INPUT FOR THIS TASK |
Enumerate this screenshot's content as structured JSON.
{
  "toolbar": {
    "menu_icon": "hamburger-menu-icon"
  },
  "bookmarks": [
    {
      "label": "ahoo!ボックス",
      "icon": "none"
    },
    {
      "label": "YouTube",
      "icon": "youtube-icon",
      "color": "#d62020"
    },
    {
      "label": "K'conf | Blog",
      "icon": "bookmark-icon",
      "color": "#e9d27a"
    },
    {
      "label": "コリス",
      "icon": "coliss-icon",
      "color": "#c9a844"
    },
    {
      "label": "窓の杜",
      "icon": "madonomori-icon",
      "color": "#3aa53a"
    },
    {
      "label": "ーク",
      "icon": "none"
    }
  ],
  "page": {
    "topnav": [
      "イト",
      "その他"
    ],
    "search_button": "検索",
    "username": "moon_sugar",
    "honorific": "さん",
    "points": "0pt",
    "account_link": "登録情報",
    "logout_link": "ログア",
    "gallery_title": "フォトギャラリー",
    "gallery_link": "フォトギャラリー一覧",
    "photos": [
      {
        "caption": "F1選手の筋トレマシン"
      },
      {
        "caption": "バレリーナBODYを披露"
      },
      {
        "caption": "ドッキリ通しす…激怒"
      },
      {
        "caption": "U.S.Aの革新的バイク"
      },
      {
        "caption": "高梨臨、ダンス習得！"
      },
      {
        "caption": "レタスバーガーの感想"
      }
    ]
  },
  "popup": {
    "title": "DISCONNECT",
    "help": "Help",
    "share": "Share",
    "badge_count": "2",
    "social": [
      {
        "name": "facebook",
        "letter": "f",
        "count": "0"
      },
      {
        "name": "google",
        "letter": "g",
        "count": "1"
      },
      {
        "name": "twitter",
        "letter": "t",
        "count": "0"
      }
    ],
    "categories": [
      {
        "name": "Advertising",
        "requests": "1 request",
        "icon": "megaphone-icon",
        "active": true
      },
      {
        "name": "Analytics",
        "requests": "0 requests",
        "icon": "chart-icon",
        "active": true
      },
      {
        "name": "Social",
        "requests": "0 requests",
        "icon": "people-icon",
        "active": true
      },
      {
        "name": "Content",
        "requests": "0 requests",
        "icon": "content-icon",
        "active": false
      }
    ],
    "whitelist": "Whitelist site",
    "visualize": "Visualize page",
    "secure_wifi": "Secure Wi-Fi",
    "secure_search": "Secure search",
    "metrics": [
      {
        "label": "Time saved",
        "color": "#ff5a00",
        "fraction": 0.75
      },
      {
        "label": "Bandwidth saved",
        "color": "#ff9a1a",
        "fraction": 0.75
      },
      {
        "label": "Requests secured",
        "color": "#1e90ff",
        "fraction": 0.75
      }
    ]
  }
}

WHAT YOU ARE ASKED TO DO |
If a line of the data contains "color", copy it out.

FINISHED TASK |
      "color": "#d62020"
      "color": "#e9d27a"
      "color": "#c9a844"
      "color": "#3aa53a"
        "color": "#ff5a00",
        "color": "#ff9a1a",
        "color": "#1e90ff",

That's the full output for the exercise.